Parachutes Made Out of Spider Webs?
Parachutes could one day soon be made out of spider webs, according to researchers in Italy and the UK.
The silk spun by spiders combines great strength with lightness and flexibility, as any flying insect will testify, but scaling those qualities up to where webs can hold humans has until recently seemed fanciful.
Now, however, scientists led by Nicola Pugno at Italy's University of Trento have succeeded in combining spider silk with grapheme and carbon nanotubes, producing a composite material five times stronger.
Remarkably, the composite is produced by the spider itself, after first drinking water containing the nanotubes.
The ingenious construction method takes advantage of metabolic processes already active in the arachnids.
"We already know that there are biominerals present in in the protein matrices and hard tissues of insects, which gives them high strength and hardness in their jaws, mandibles and teeth, for example," said Pugno.
"So our study looked at whether spider silk's properties could be 'enhanced' by artificially incorporating various different nanomaterials into the silk's biological protein structures."
Although, only produced so far on a small proof-of-concept scale, testing reveals the beefed-up silk to be one of the strongest materials on earth – equal to pure carbon fibres, or, in the natural world, to the "teeth" that enable limpets to adhere to rocks.
"It is among the best spun polymer fibres in terms of tensile strength, ultimate strain, and especially toughness, even when compared to synthetic fibres such as Kevlar," said Pugno.
Further testing and refinement is still required, but the work of Pugno and her colleagues raises the possibility of millions of spiders housed in batteries, fed nano-tube cordial, and used to provide tonnes of enhanced silk.

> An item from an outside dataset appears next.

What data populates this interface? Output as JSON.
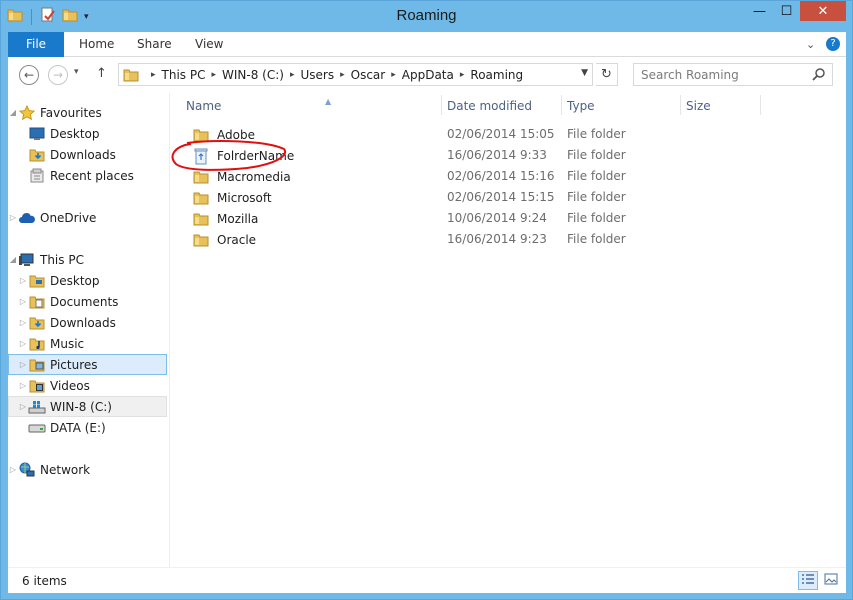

"Furthermore," adds Pugno, "this process of the natural integration of reinforcements in biological structural materials could also be applied to other animals and plants, leading to a new class of 'bionicomposites' for innovative applications."
The research was published in the journal 2D Materials. (Sydney Morning Herald)